WHAT IS NEEDED
Please find all lines containing "rest" in the listing below and copy them.

DATA FOR PROCESSING
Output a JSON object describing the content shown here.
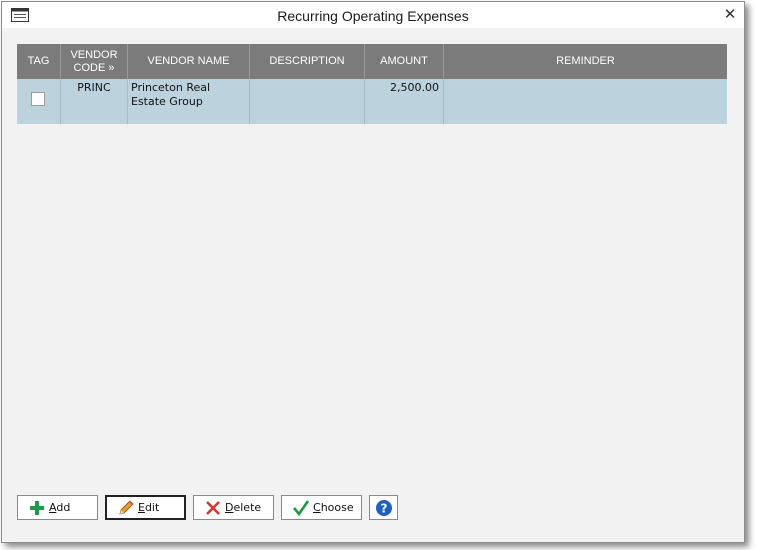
{
  "window": {
    "title": "Recurring Operating Expenses"
  },
  "grid": {
    "columns": [
      {
        "key": "tag",
        "label": "TAG"
      },
      {
        "key": "vendor_code",
        "label": "VENDOR\nCODE »"
      },
      {
        "key": "vendor_name",
        "label": "VENDOR NAME"
      },
      {
        "key": "description",
        "label": "DESCRIPTION"
      },
      {
        "key": "amount",
        "label": "AMOUNT"
      },
      {
        "key": "reminder",
        "label": "REMINDER"
      }
    ],
    "rows": [
      {
        "tagged": false,
        "vendor_code": "PRINC",
        "vendor_name": "Princeton Real Estate Group",
        "description": "",
        "amount": "2,500.00",
        "reminder": ""
      }
    ]
  },
  "buttons": {
    "add": {
      "first": "A",
      "rest": "dd"
    },
    "edit": {
      "first": "E",
      "rest": "dit"
    },
    "delete": {
      "first": "D",
      "rest": "elete"
    },
    "choose": {
      "first": "C",
      "rest": "hoose"
    }
  },
  "colors": {
    "header_bg": "#7b7b7b",
    "row_selected_bg": "#bcd3de",
    "add_icon": "#1a9a4a",
    "delete_icon": "#d6342c",
    "choose_icon": "#1f9a3a",
    "help_icon": "#1f5fbf"
  }
}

WORKED SOLUTION
      "rest": "dd"
      "rest": "dit"
      "rest": "elete"
      "rest": "hoose"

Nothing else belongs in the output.